1. Flexible Call Routing - You can route calls to a device, our Communicator soft phone, or your cell phone or landline number.  You can literally route your callers anywhere you might be working and change it on the fly through our easy-to-use control panel.

2. No More Expensive Devices - While you can still get a fantastic, HD desk phone from Phone.com, you no longer have to be tethered to that phone like a ball and chain.  Phone.com Communicator can be installed on your laptop so you can speak with callers anywhere you have an Internet connection.

3. Useful Mobile Apps - Our mobile apps for iPhone and Android let you access your voicemail, view your call logs, and send and receive SMS anywhere.

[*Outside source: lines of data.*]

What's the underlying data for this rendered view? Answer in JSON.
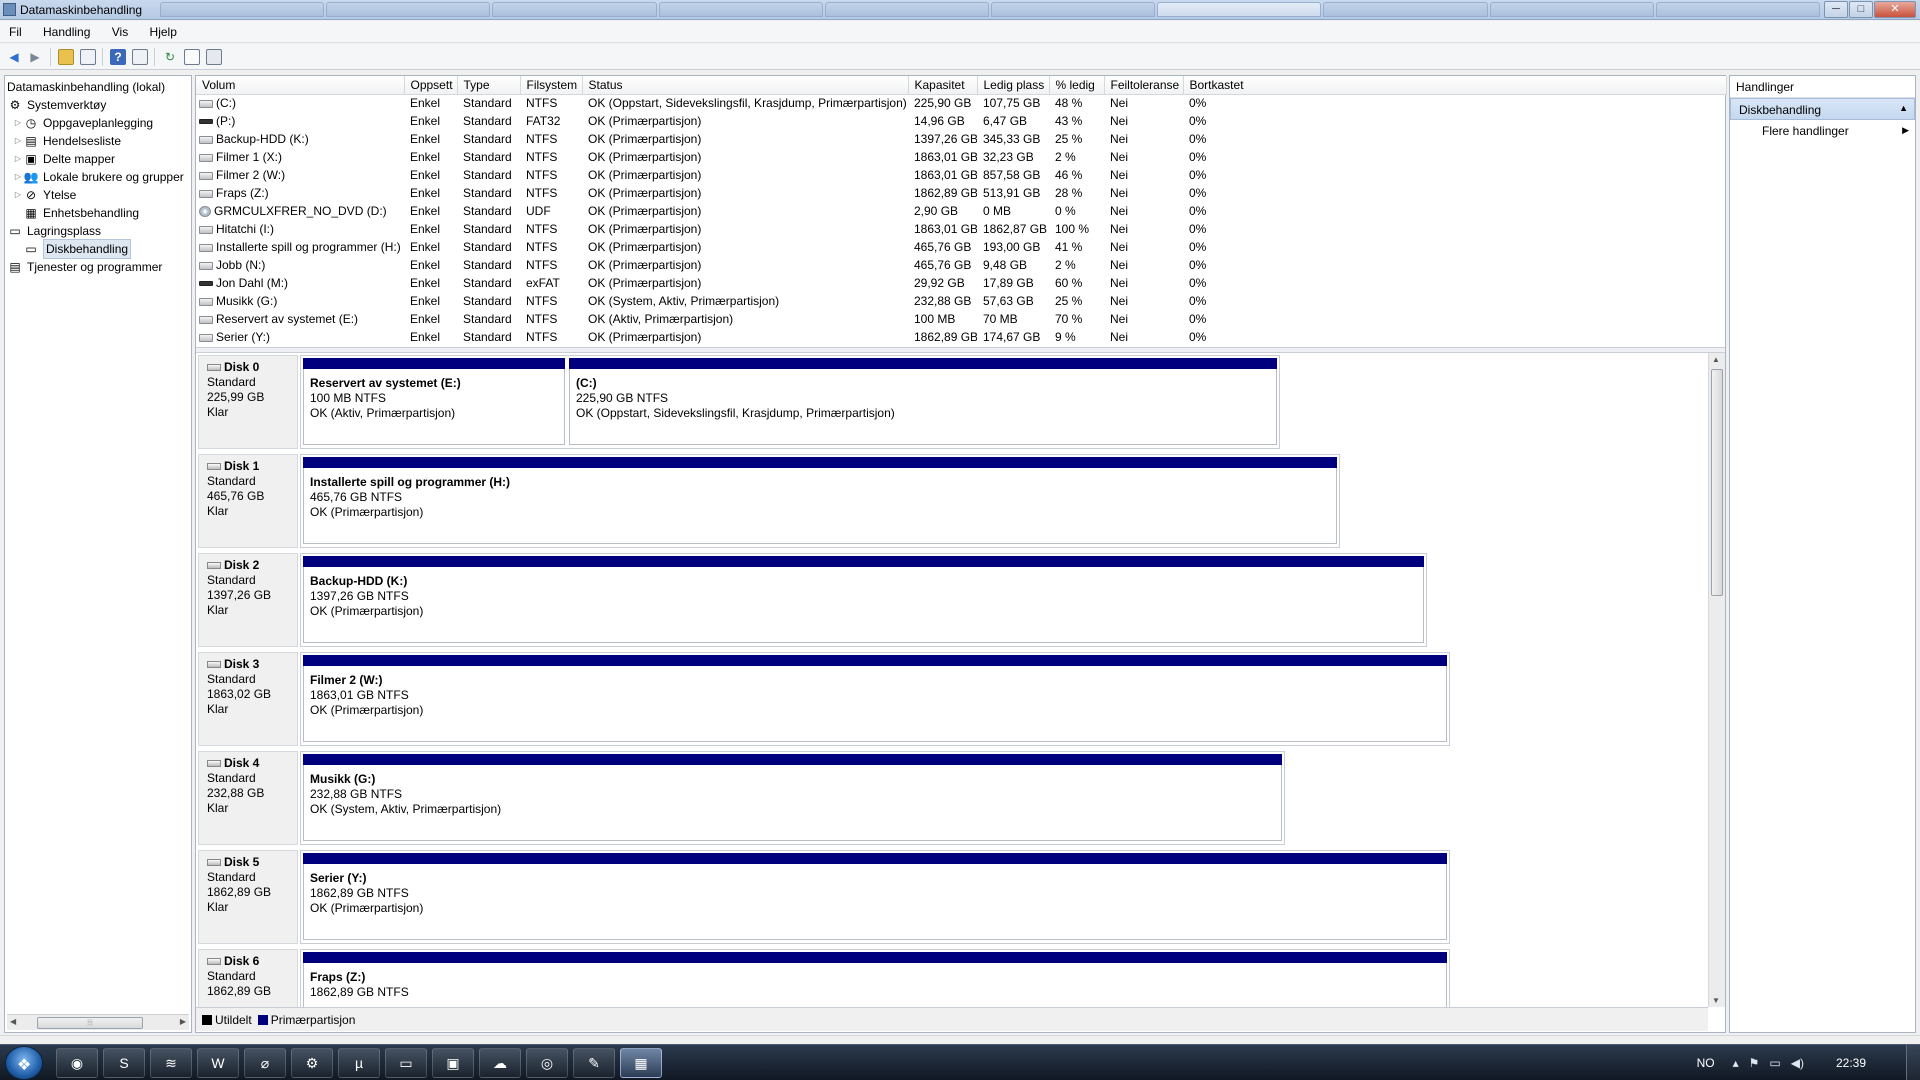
{
  "window": {
    "title": "Datamaskinbehandling",
    "minimize": "─",
    "maximize": "□",
    "close": "✕"
  },
  "menu": [
    "Fil",
    "Handling",
    "Vis",
    "Hjelp"
  ],
  "tree": [
    {
      "label": "Datamaskinbehandling (lokal)",
      "level": 0,
      "icon": "computer-icon",
      "glyph": "🖥"
    },
    {
      "label": "Systemverktøy",
      "level": 1,
      "icon": "tools-icon",
      "glyph": "⚙"
    },
    {
      "label": "Oppgaveplanlegging",
      "level": 2,
      "icon": "clock-icon",
      "glyph": "◷",
      "expandable": true
    },
    {
      "label": "Hendelsesliste",
      "level": 2,
      "icon": "event-log-icon",
      "glyph": "▤",
      "expandable": true
    },
    {
      "label": "Delte mapper",
      "level": 2,
      "icon": "shared-folder-icon",
      "glyph": "▣",
      "expandable": true
    },
    {
      "label": "Lokale brukere og grupper",
      "level": 2,
      "icon": "users-icon",
      "glyph": "👥",
      "expandable": true
    },
    {
      "label": "Ytelse",
      "level": 2,
      "icon": "performance-icon",
      "glyph": "⊘",
      "expandable": true
    },
    {
      "label": "Enhetsbehandling",
      "level": 2,
      "icon": "device-manager-icon",
      "glyph": "▦"
    },
    {
      "label": "Lagringsplass",
      "level": 1,
      "icon": "storage-icon",
      "glyph": "▭"
    },
    {
      "label": "Diskbehandling",
      "level": 2,
      "icon": "disk-management-icon",
      "glyph": "▭",
      "selected": true
    },
    {
      "label": "Tjenester og programmer",
      "level": 1,
      "icon": "services-icon",
      "glyph": "▤"
    }
  ],
  "volume_table": {
    "columns": [
      "Volum",
      "Oppsett",
      "Type",
      "Filsystem",
      "Status",
      "Kapasitet",
      "Ledig plass",
      "% ledig",
      "Feiltoleranse",
      "Bortkastet"
    ],
    "rows": [
      [
        "(C:)",
        "Enkel",
        "Standard",
        "NTFS",
        "OK (Oppstart, Sidevekslingsfil, Krasjdump, Primærpartisjon)",
        "225,90 GB",
        "107,75 GB",
        "48 %",
        "Nei",
        "0%"
      ],
      [
        "(P:)",
        "Enkel",
        "Standard",
        "FAT32",
        "OK (Primærpartisjon)",
        "14,96 GB",
        "6,47 GB",
        "43 %",
        "Nei",
        "0%"
      ],
      [
        "Backup-HDD (K:)",
        "Enkel",
        "Standard",
        "NTFS",
        "OK (Primærpartisjon)",
        "1397,26 GB",
        "345,33 GB",
        "25 %",
        "Nei",
        "0%"
      ],
      [
        "Filmer 1 (X:)",
        "Enkel",
        "Standard",
        "NTFS",
        "OK (Primærpartisjon)",
        "1863,01 GB",
        "32,23 GB",
        "2 %",
        "Nei",
        "0%"
      ],
      [
        "Filmer 2 (W:)",
        "Enkel",
        "Standard",
        "NTFS",
        "OK (Primærpartisjon)",
        "1863,01 GB",
        "857,58 GB",
        "46 %",
        "Nei",
        "0%"
      ],
      [
        "Fraps (Z:)",
        "Enkel",
        "Standard",
        "NTFS",
        "OK (Primærpartisjon)",
        "1862,89 GB",
        "513,91 GB",
        "28 %",
        "Nei",
        "0%"
      ],
      [
        "GRMCULXFRER_NO_DVD (D:)",
        "Enkel",
        "Standard",
        "UDF",
        "OK (Primærpartisjon)",
        "2,90 GB",
        "0 MB",
        "0 %",
        "Nei",
        "0%"
      ],
      [
        "Hitatchi (I:)",
        "Enkel",
        "Standard",
        "NTFS",
        "OK (Primærpartisjon)",
        "1863,01 GB",
        "1862,87 GB",
        "100 %",
        "Nei",
        "0%"
      ],
      [
        "Installerte spill og programmer (H:)",
        "Enkel",
        "Standard",
        "NTFS",
        "OK (Primærpartisjon)",
        "465,76 GB",
        "193,00 GB",
        "41 %",
        "Nei",
        "0%"
      ],
      [
        "Jobb (N:)",
        "Enkel",
        "Standard",
        "NTFS",
        "OK (Primærpartisjon)",
        "465,76 GB",
        "9,48 GB",
        "2 %",
        "Nei",
        "0%"
      ],
      [
        "Jon Dahl (M:)",
        "Enkel",
        "Standard",
        "exFAT",
        "OK (Primærpartisjon)",
        "29,92 GB",
        "17,89 GB",
        "60 %",
        "Nei",
        "0%"
      ],
      [
        "Musikk (G:)",
        "Enkel",
        "Standard",
        "NTFS",
        "OK (System, Aktiv, Primærpartisjon)",
        "232,88 GB",
        "57,63 GB",
        "25 %",
        "Nei",
        "0%"
      ],
      [
        "Reservert av systemet (E:)",
        "Enkel",
        "Standard",
        "NTFS",
        "OK (Aktiv, Primærpartisjon)",
        "100 MB",
        "70 MB",
        "70 %",
        "Nei",
        "0%"
      ],
      [
        "Serier (Y:)",
        "Enkel",
        "Standard",
        "NTFS",
        "OK (Primærpartisjon)",
        "1862,89 GB",
        "174,67 GB",
        "9 %",
        "Nei",
        "0%"
      ]
    ],
    "row_icons": [
      "hdd-icon",
      "usb-drive-icon",
      "hdd-icon",
      "hdd-icon",
      "hdd-icon",
      "hdd-icon",
      "cd-icon",
      "hdd-icon",
      "hdd-icon",
      "hdd-icon",
      "usb-drive-icon",
      "hdd-icon",
      "hdd-icon",
      "hdd-icon"
    ]
  },
  "disks": [
    {
      "name": "Disk 0",
      "type": "Standard",
      "size": "225,99 GB",
      "state": "Klar",
      "partitions": [
        {
          "name": "Reservert av systemet  (E:)",
          "size": "100 MB NTFS",
          "status": "OK (Aktiv, Primærpartisjon)"
        },
        {
          "name": "(C:)",
          "size": "225,90 GB NTFS",
          "status": "OK (Oppstart, Sidevekslingsfil, Krasjdump, Primærpartisjon)"
        }
      ]
    },
    {
      "name": "Disk 1",
      "type": "Standard",
      "size": "465,76 GB",
      "state": "Klar",
      "partitions": [
        {
          "name": "Installerte spill og programmer  (H:)",
          "size": "465,76 GB NTFS",
          "status": "OK (Primærpartisjon)"
        }
      ]
    },
    {
      "name": "Disk 2",
      "type": "Standard",
      "size": "1397,26 GB",
      "state": "Klar",
      "partitions": [
        {
          "name": "Backup-HDD  (K:)",
          "size": "1397,26 GB NTFS",
          "status": "OK (Primærpartisjon)"
        }
      ]
    },
    {
      "name": "Disk 3",
      "type": "Standard",
      "size": "1863,02 GB",
      "state": "Klar",
      "partitions": [
        {
          "name": "Filmer 2  (W:)",
          "size": "1863,01 GB NTFS",
          "status": "OK (Primærpartisjon)"
        }
      ]
    },
    {
      "name": "Disk 4",
      "type": "Standard",
      "size": "232,88 GB",
      "state": "Klar",
      "partitions": [
        {
          "name": "Musikk  (G:)",
          "size": "232,88 GB NTFS",
          "status": "OK (System, Aktiv, Primærpartisjon)"
        }
      ]
    },
    {
      "name": "Disk 5",
      "type": "Standard",
      "size": "1862,89 GB",
      "state": "Klar",
      "partitions": [
        {
          "name": "Serier  (Y:)",
          "size": "1862,89 GB NTFS",
          "status": "OK (Primærpartisjon)"
        }
      ]
    },
    {
      "name": "Disk 6",
      "type": "Standard",
      "size": "1862,89 GB",
      "state": "",
      "partitions": [
        {
          "name": "Fraps  (Z:)",
          "size": "1862,89 GB NTFS",
          "status": ""
        }
      ]
    }
  ],
  "legend": [
    {
      "label": "Utildelt",
      "color": "#000000"
    },
    {
      "label": "Primærpartisjon",
      "color": "#00007f"
    }
  ],
  "actions": {
    "header": "Handlinger",
    "section": "Diskbehandling",
    "more": "Flere handlinger"
  },
  "taskbar": {
    "apps": [
      "chrome-icon",
      "skype-icon",
      "spotify-icon",
      "word-icon",
      "photoshop-icon",
      "steam-icon",
      "utorrent-icon",
      "explorer-icon",
      "task-icon",
      "network-icon",
      "media-icon",
      "acrobat-icon",
      "computer-management-icon"
    ],
    "app_glyphs": [
      "◉",
      "S",
      "≋",
      "W",
      "⌀",
      "⚙",
      "µ",
      "▭",
      "▣",
      "☁",
      "◎",
      "✎",
      "▦"
    ],
    "language": "NO",
    "time": "22:39"
  },
  "colors": {
    "primary_partition": "#00007f",
    "unallocated": "#000000",
    "selection": "#dde6f1"
  }
}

4. Easy Extension Dial - Everyone on our system is simply an extension away from one another. Where Paul traditionally might pick up the phone and call Lucy in the next room at extension 522, now Paul, located in California can dial Lucy, located in Florida simply by dialing 522.

5. Enhance Your Professional Image - You’re probably thinking that your company’s image will suffer as a result of this.  Wrong!  With customizable menus and greetings, your brand will be enhanced, not sacrificed—regardless of where your employees work.

The beauty of working remotely with Phone.com is that you gain an amazing phone system at a fraction of the cost, and you gain an excited, engaged team that has the flexibility to work anywhere they darn well please!  I have merely scratched the surface of the benefits.  You’ll have to give Phone.com a try and read Remote to learn about the rest!

faxessms

3 Reasons Why You Should Replace Your Fax Machine Today

by Derrick Arteus

Traditional faxing is soon to become an obsolete obstruction in your home office setup. Those big, bulky devices are being replaced with cloud-based solutions like the one that Phone.com offers, which allows you to send faxes directly from your computer or smartphone. 

Here’s 3 great reasons to start sending and receiving digital faxes today with Phone.com:

  • You can send a fax wherever you have your computer or smartphone. Faxes can be sent digitally directly from your Phone.com account, or you can send them from our iPhone app.
  • Be notified of your received faxes via email. No more sitting around the fax machine waiting for a fax to arrive. Be notified right when you get your digital fax through email.
  • Reduce your paper clutter. You can save copies of your faxes as PDFs on your computer and reduce all of that paper clutter in your office.

Ready to toss that fax machine and get started with digital faxing? Before doing so, Phone.com CTO Alon Cohen recommends that “if your VoIP vendor does not support T.38 protocols on their analog telephone lines, or you fax internationally, then keep using a landline for faxing.”

Alon did go on to recognize that Phone.com currently utilizes the T.38 protocol for virtual faxing as well as on the Grandstream HT702 Analog Telephone Adapter. This dramatically improves the reliability of faxes in transmission from a digital to an analog signal.

How Can I Learn More?

Join us for a free 30 minutes webinar as we learn how to send and receive faxes on your Phone.com account. In addition, we’ll also be covering how to send and receive text messages.

What

  • Learn how to configure your Phone.com number to receive faxes and text messages.
  • Learn how to send text messages and faxes directly from your account.
  • Learn how to set up email notifications for your received faxes and text messages and how to check your inbox.

When

Thursday, August 28 10:30 AM – 11:00 AM PST.

How

Register Now